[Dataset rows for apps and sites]
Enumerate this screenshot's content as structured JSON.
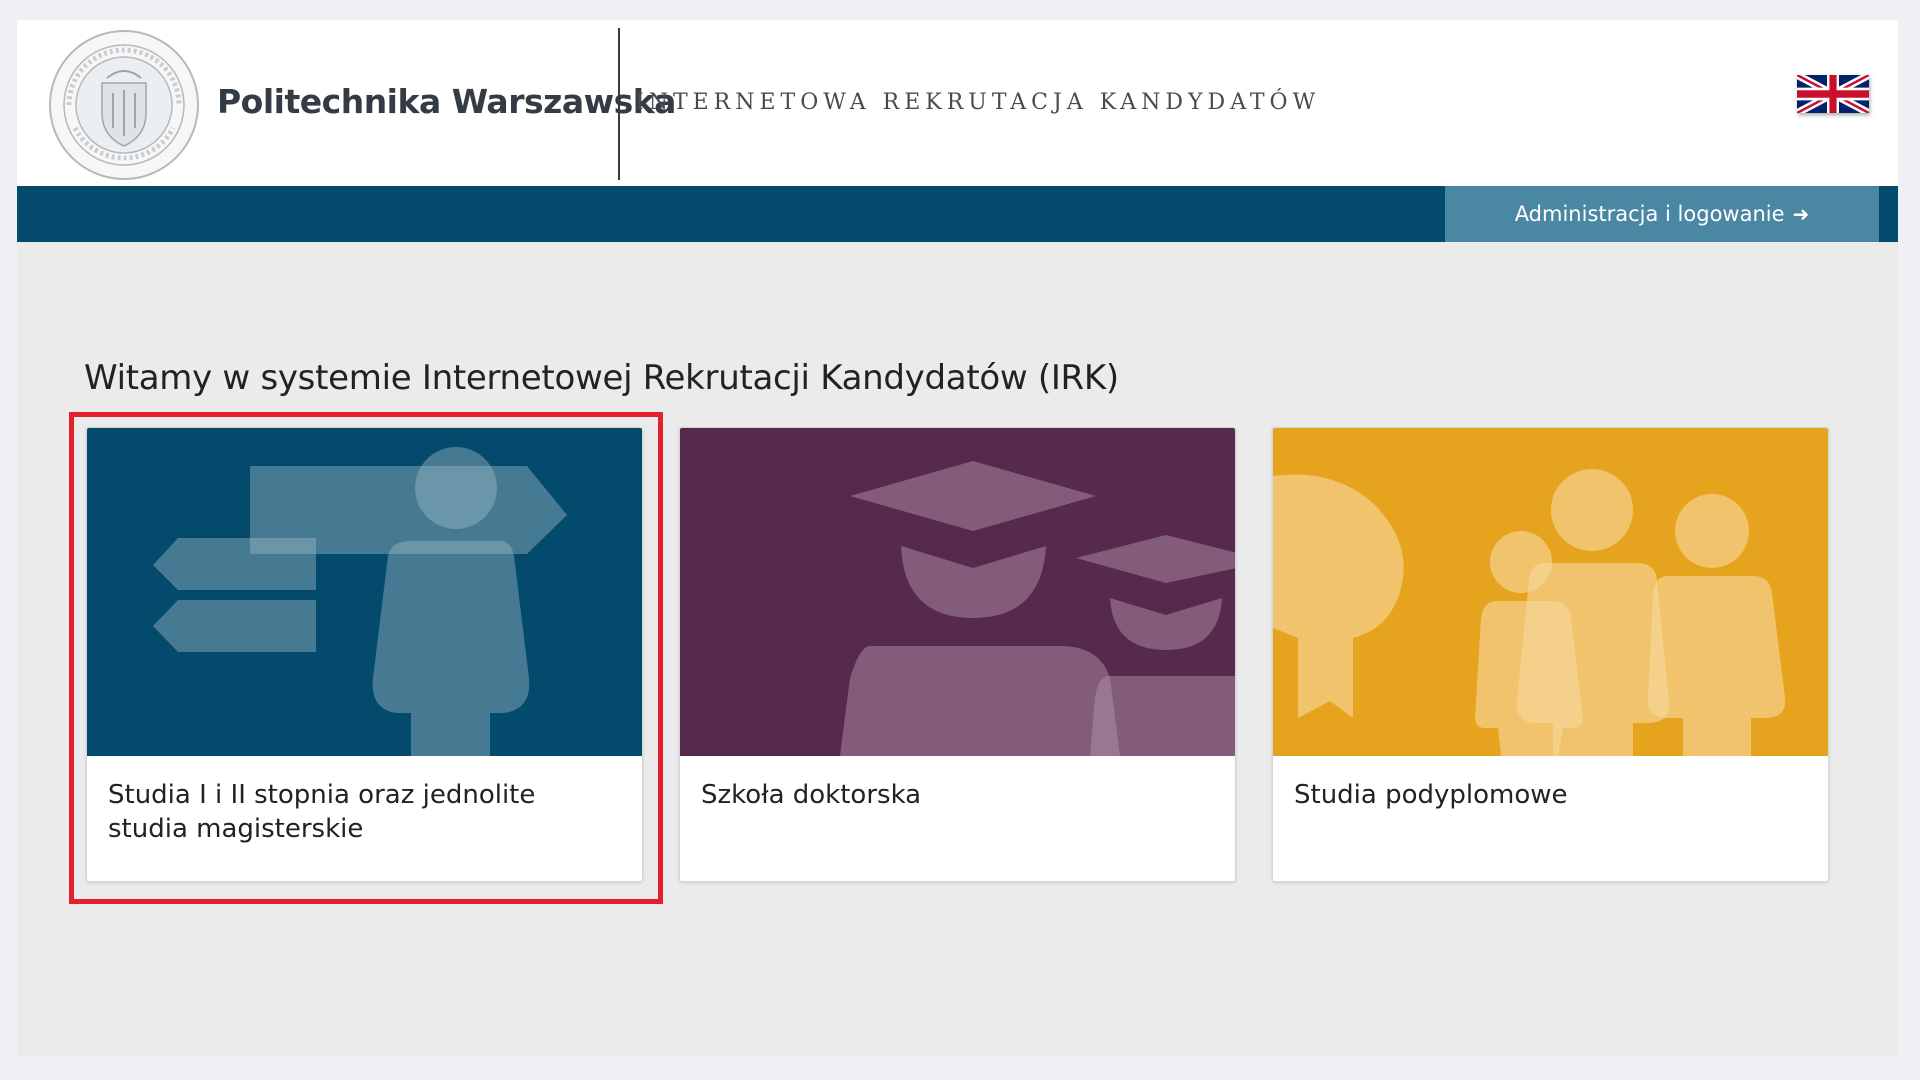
{
  "header": {
    "brand_name": "Politechnika Warszawska",
    "system_title": "Internetowa Rekrutacja Kandydatów",
    "seal_icon": "university-seal-icon",
    "language_flag_icon": "uk-flag-icon"
  },
  "navbar": {
    "login_label": "Administracja i logowanie",
    "login_arrow": "➜"
  },
  "main": {
    "welcome_title": "Witamy w systemie Internetowej Rekrutacji Kandydatów (IRK)",
    "cards": [
      {
        "label": "Studia I i II stopnia oraz jednolite studia magisterskie",
        "icon": "signpost-person-icon",
        "color": "#034a6c"
      },
      {
        "label": "Szkoła doktorska",
        "icon": "graduates-icon",
        "color": "#572a4d"
      },
      {
        "label": "Studia podyplomowe",
        "icon": "award-people-icon",
        "color": "#e6a31e"
      }
    ]
  },
  "colors": {
    "navbar": "#034a6c",
    "login_button": "#4a87a3",
    "highlight": "#e3202b"
  }
}
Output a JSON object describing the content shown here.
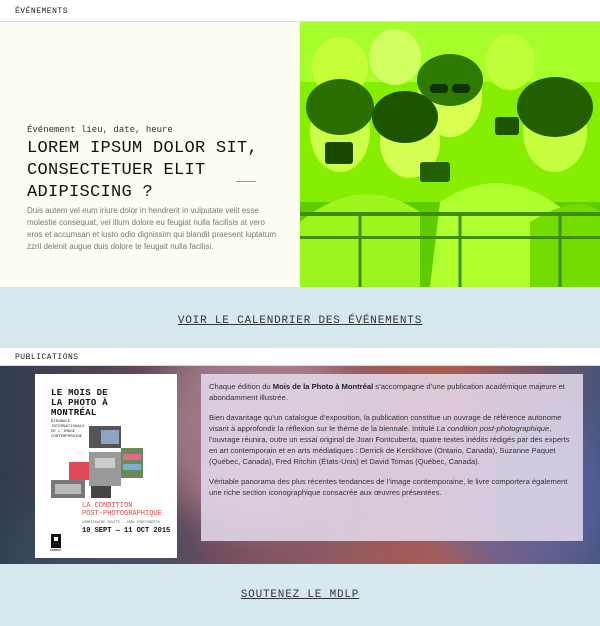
{
  "events": {
    "section_label": "ÉVÉNEMENTS",
    "meta": "Événement lieu, date, heure",
    "title": "LOREM IPSUM DOLOR SIT, CONSECTETUER ELIT ADIPISCING ?",
    "description": "Duis autem vel eum iriure dolor in hendrerit in vulputate velit esse molestie consequat, vel illum dolore eu feugiat nulla facilisis at vero eros et accumsan et iusto odio dignissim qui blandit praesent luptatum zzril delenit augue duis dolore te feugait nulla facilisi.",
    "photo_tint": "#7ae200",
    "calendar_link": "VOIR LE CALENDRIER DES ÉVÉNEMENTS"
  },
  "publications": {
    "section_label": "PUBLICATIONS",
    "book": {
      "title_line1": "LE MOIS DE",
      "title_line2": "LA PHOTO À",
      "title_line3": "MONTRÉAL",
      "subtitle_line1": "BIENNALE",
      "subtitle_line2": "INTERNATIONALE",
      "subtitle_line3": "DE L'IMAGE",
      "subtitle_line4": "CONTEMPORAINE",
      "theme_line1": "LA CONDITION",
      "theme_line2": "POST-PHOTOGRAPHIQUE",
      "credit": "COMMISSAIRE INVITÉ : JOAN FONTCUBERTA",
      "dates": "10 SEPT — 11 OCT 2015",
      "logo_text": "KERBER"
    },
    "para1_prefix": "Chaque édition du ",
    "para1_bold": "Mois de la Photo à Montréal",
    "para1_suffix": " s’accompagne d’une publication académique majeure et abondamment illustrée.",
    "para2_prefix": "Bien davantage qu’un catalogue d’exposition, la publication constitue un ouvrage de référence autonome visant à approfondir la réflexion sur le thème de la biennale. Intitulé ",
    "para2_italic": "La condition post-photographique",
    "para2_suffix": ", l’ouvrage réunira, outre un essai original de Joan Fontcuberta, quatre textes inédits rédigés par des experts en art contemporain et en arts médiatiques : Derrick de Kerckhove (Ontario, Canada), Suzanne Paquet (Québec, Canada), Fred Ritchin (États-Unis) et David Tomas (Québec, Canada).",
    "para3": "Véritable panorama des plus récentes tendances de l’image contemporaine, le livre comportera également une riche section iconographique consacrée aux œuvres présentées."
  },
  "support_link": "SOUTENEZ LE MDLP"
}
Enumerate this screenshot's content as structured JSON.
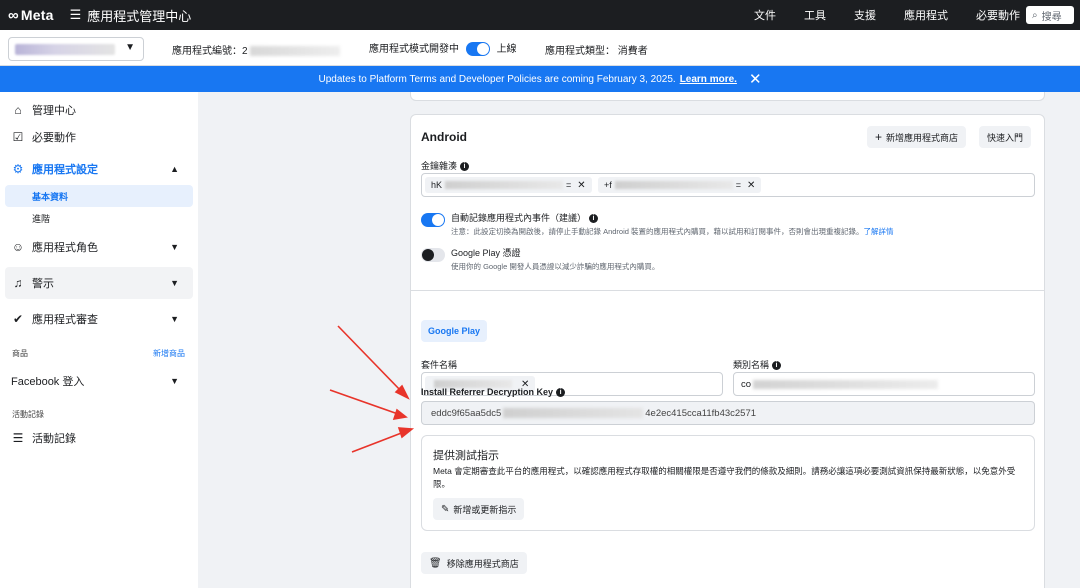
{
  "topbar": {
    "logo": "Meta",
    "app_title": "應用程式管理中心",
    "menu": [
      "文件",
      "工具",
      "支援",
      "應用程式",
      "必要動作"
    ],
    "search_placeholder": "搜尋"
  },
  "subbar": {
    "app_id_label": "應用程式編號：2",
    "mode_label": "應用程式模式開發中",
    "mode_value": "上線",
    "type_label": "應用程式類型：",
    "type_value": "消費者"
  },
  "banner": {
    "text": "Updates to Platform Terms and Developer Policies are coming February 3, 2025.",
    "link": "Learn more."
  },
  "sidebar": {
    "dashboard": "管理中心",
    "required_actions": "必要動作",
    "app_settings": "應用程式設定",
    "basic": "基本資料",
    "advanced": "進階",
    "app_roles": "應用程式角色",
    "alerts": "警示",
    "app_review": "應用程式審查",
    "products_label": "商品",
    "add_product": "新增商品",
    "facebook_login": "Facebook 登入",
    "activity_label": "活動記錄",
    "activity_log": "活動記錄"
  },
  "android": {
    "title": "Android",
    "add_store_button": "新增應用程式商店",
    "quick_start_button": "快速入門",
    "key_hashes_label": "金鑰雜湊",
    "key_hash_1_prefix": "hK",
    "key_hash_1_suffix": "=",
    "key_hash_2_prefix": "+f",
    "key_hash_2_suffix": "=",
    "auto_log_title": "自動記錄應用程式內事件（建議）",
    "auto_log_desc": "注意：此設定切換為開啟後，請停止手動記錄 Android 裝置的應用程式內購買，藉以試用和訂閱事件，否則會出現重複記錄。",
    "learn_more": "了解詳情",
    "gp_billing_title": "Google Play 憑證",
    "gp_billing_desc": "使用你的 Google 開發人員憑證以減少詐騙的應用程式內購買。",
    "google_play_tab": "Google Play",
    "package_name_label": "套件名稱",
    "class_name_label": "類別名稱",
    "class_name_prefix": "co",
    "referrer_key_label": "Install Referrer Decryption Key",
    "referrer_key_start": "eddc9f65aa5dc5",
    "referrer_key_end": "4e2ec415cca11fb43c2571",
    "test_title": "提供測試指示",
    "test_desc": "Meta 會定期審查此平台的應用程式，以確認應用程式存取權的相關權限是否遵守我們的條款及細則。請務必讓這項必要測試資訊保持最新狀態，以免意外受限。",
    "add_update_button": "新增或更新指示",
    "remove_store_button": "移除應用程式商店"
  }
}
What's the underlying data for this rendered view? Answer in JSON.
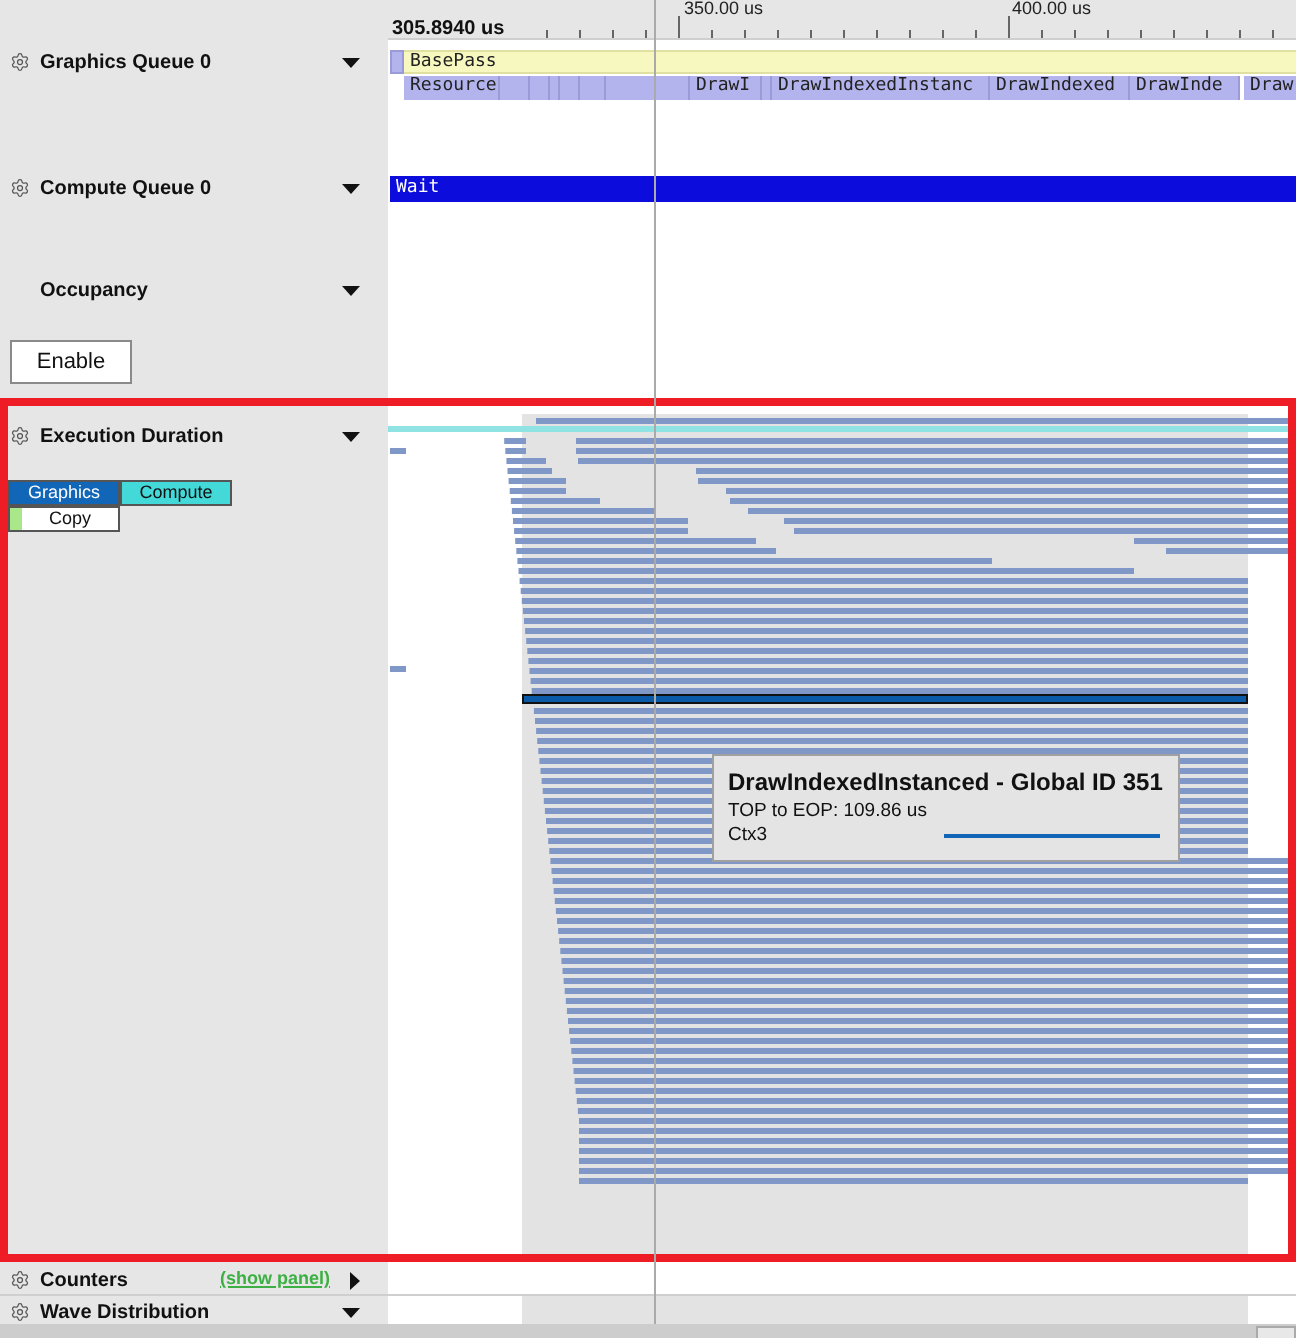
{
  "ruler": {
    "start": "305.8940 us",
    "marks": [
      "350.00 us",
      "400.00 us"
    ]
  },
  "graphics_queue": {
    "title": "Graphics Queue 0",
    "expanded": true,
    "lanes": [
      {
        "events": [
          {
            "label": "BasePass"
          }
        ]
      },
      {
        "events": [
          {
            "label": "Resource"
          },
          {
            "label": "DrawI"
          },
          {
            "label": "DrawIndexedInstanc"
          },
          {
            "label": "DrawIndexed"
          },
          {
            "label": "DrawInde"
          },
          {
            "label": "Draw"
          }
        ]
      }
    ]
  },
  "compute_queue": {
    "title": "Compute Queue 0",
    "expanded": true,
    "events": [
      {
        "label": "Wait"
      }
    ]
  },
  "occupancy": {
    "title": "Occupancy",
    "expanded": true,
    "button": "Enable"
  },
  "execution_duration": {
    "title": "Execution Duration",
    "expanded": true,
    "legend": [
      {
        "label": "Graphics",
        "color": "#1166b8",
        "kind": "filled"
      },
      {
        "label": "Compute",
        "color": "#44d9d9",
        "kind": "filled"
      },
      {
        "label": "Copy",
        "color": "#a8e88a",
        "kind": "swatch"
      }
    ],
    "tooltip": {
      "title": "DrawIndexedInstanced - Global ID 351",
      "lines": [
        "TOP to EOP: 109.86 us",
        "Ctx3"
      ]
    }
  },
  "counters": {
    "title": "Counters",
    "expanded": false,
    "link": "(show panel)"
  },
  "wave_distribution": {
    "title": "Wave Distribution",
    "expanded": true
  }
}
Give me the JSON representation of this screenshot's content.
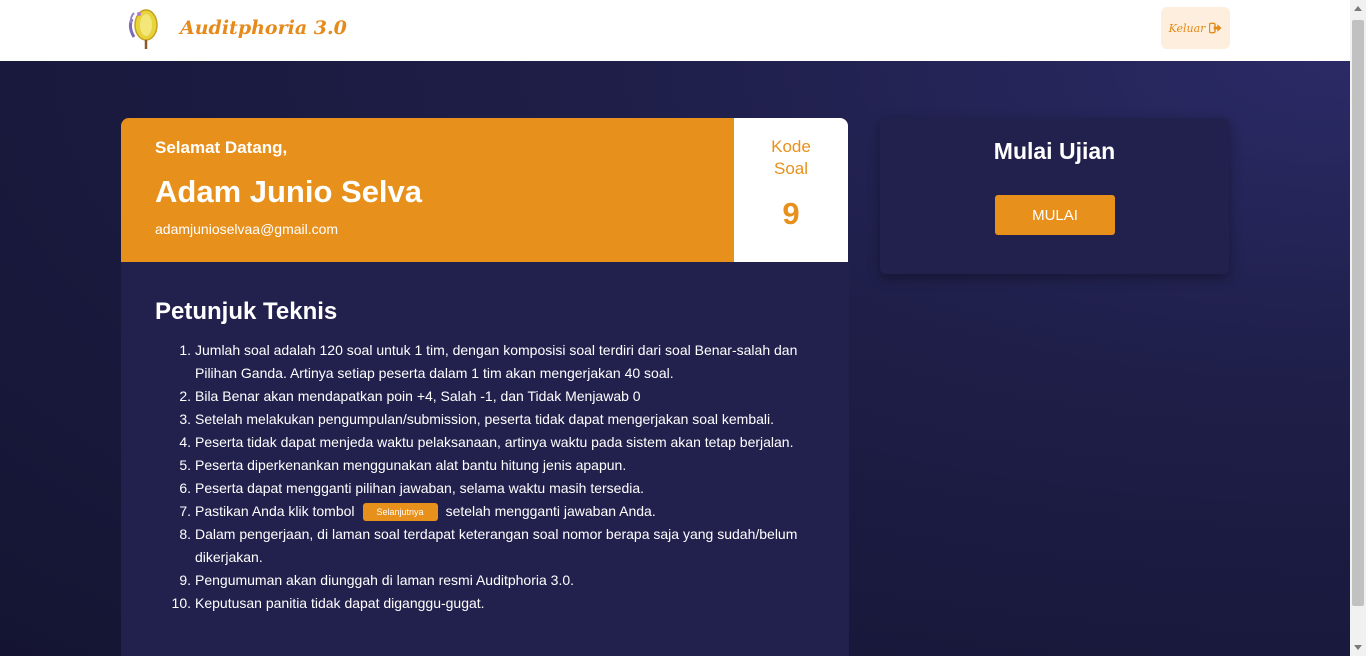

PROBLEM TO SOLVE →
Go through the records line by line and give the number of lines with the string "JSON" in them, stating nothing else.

COMPLETED EXERCISE →
5